My cardiologist is also friendly, articulate, competent, and very, very impressed that this returned me to such energy and stamina as I have not had in years. thank you Kevin Theleman!

But I have to thank my oncologist/hematologist for sticking with me and being smart enough to NOT make it all about the Myeloma. When we met I told him better breathing was a goal and we had to find out what was wrong there. He never wavered from thinking about that and helping me even as he also fought the Myeloma aggressively as he had to do. He has moved his offices somewhat further away now, but is worth the drive (and possibly a new car with better mileage) to stick with his treatment and his wisdom. Thank you Lee Drinkard!

I spent a couple of days and nights on the living room couch, then climbed to my bedroom with virtually no effort by the end of the first week. Today I carried a 100 pound piece of granite chess set down the stairs. I was huffing a bit, but my O2 saturation never fell below 96%...before, a 30 foot walk would drop me into 70% "go to ER immediately range".

Now, walks, stairs, lawn work, swimming, even scuba are once again no-fear activities. I literally feel like I am back in my mid forties.

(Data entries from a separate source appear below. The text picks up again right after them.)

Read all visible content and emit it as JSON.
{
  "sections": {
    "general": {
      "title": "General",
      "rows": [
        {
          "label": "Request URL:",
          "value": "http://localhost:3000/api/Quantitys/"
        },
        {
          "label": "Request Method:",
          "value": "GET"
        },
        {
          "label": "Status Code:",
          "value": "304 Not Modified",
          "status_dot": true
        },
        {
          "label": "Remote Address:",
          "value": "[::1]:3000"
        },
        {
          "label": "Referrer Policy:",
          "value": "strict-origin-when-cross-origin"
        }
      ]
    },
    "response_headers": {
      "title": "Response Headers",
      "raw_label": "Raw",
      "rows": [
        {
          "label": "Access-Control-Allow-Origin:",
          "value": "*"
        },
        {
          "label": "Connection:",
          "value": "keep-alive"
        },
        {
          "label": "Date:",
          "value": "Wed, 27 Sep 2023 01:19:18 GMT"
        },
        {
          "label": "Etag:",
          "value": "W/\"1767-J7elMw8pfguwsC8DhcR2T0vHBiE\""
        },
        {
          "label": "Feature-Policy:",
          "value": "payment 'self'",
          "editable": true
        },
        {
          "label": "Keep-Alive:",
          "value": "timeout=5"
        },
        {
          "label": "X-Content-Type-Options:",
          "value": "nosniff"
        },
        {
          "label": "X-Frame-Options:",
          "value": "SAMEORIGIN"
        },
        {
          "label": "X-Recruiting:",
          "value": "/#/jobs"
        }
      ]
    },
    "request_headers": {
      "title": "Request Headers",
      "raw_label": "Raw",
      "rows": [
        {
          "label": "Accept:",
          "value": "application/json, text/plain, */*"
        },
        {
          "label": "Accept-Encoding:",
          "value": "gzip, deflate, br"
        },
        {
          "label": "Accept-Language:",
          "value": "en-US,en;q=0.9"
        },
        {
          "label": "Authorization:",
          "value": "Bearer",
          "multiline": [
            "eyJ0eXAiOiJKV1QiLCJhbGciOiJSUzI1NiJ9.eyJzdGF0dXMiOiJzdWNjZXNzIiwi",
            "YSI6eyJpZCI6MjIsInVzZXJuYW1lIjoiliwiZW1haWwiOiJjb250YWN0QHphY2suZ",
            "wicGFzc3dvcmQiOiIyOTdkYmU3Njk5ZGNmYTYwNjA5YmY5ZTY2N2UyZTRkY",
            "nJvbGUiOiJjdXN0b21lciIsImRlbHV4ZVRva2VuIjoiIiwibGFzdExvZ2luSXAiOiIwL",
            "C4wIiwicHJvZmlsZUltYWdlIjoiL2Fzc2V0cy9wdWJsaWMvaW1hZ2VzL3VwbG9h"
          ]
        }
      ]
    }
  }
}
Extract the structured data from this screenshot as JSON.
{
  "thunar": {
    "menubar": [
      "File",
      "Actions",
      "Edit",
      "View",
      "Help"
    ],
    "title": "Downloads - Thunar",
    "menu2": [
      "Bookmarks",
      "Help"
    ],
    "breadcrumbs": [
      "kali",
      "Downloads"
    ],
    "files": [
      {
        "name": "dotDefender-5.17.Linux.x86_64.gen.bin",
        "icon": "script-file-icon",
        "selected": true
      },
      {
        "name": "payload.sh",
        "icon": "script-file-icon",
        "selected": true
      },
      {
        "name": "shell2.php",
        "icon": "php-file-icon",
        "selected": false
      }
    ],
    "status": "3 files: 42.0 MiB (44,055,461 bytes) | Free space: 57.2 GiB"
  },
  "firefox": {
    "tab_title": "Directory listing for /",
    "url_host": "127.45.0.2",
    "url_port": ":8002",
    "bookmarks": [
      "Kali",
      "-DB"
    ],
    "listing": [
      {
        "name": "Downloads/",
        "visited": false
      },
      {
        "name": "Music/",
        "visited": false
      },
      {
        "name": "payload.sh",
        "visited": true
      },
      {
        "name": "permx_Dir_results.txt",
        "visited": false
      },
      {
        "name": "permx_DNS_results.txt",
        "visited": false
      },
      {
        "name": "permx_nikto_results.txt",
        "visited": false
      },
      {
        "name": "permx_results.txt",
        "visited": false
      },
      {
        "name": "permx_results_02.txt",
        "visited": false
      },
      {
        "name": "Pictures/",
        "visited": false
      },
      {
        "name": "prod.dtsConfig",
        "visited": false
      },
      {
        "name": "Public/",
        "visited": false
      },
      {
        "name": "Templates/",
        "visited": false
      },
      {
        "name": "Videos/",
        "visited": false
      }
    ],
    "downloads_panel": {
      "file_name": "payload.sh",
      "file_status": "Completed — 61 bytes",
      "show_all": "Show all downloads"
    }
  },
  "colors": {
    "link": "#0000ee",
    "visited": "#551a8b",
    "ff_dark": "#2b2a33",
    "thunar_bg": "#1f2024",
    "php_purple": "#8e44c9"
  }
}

Doctors all agree; no cardiac restrictions, and I can resume my normal activities as I wish.

Which, of course, now includes Myeloma treatments. I was off all treatment for 4 months to get the heart and breathing thing fixed. That did give the Myeloma time to regroup and to start coming back...but now I am MUCH, MUCH more capable of tolerating the treatment and seem to be doing so quite well.

Six years! Six years of heavy breathing, tiredness, avoiding stairs, not going to conferences, and many other restrictions I put on my life. Six years of asking doctors why I did not have enough breath for normal activities. Six years of looking at my lungs and my blood, but never seriously at my heart. I had an Echo done in Ireland and was told my heart would last 100 years. And well it might...but THAT Echo was not the bubble test Echo and so did not reveal my little birth defect.

Fifty-seven years to find and repair a congenital heart defect. Fifty-seven years. Is this why I never could excel at sports? I tired very easily even at my peak in high school...running laps and bleachers was the world's worst for me.  I could hit softball homers repeatedly, but could not rapidly run the bases. Who knows?

But that is all over. I feel fantastic and, as I said, the normal activities of a middle aged man no longer hold fear and trepidation for me. I don't carefully plan my walks to the curb or my trots up and down stairs in our house. I know longer worry if I need to walk up a flight of stairs at a client site.

Twenty-five to thirty percent of you have this defect, too. You may never notice it. But if n ot found and treated, it can lead to strokes. Unfortunately, it is not typically tested for until AFTER the first stroke. But you CAN talk to your cardiologist about it and ask for it.

So life continues, work continues, and I continue. Looking forward to a vacation next year where I can get some downtime in a pretty lagoon or on a nice drift dive. It is GOOD to be back!

1 comment:

Keith Brown said...

What an amazing story Bill, and one that I think many people can relate to. Maybe they don't have the same issue, but we all face things that we are born with beyond our control. I hope things continue to get better for you, and thanks for being so open and transparent with your life.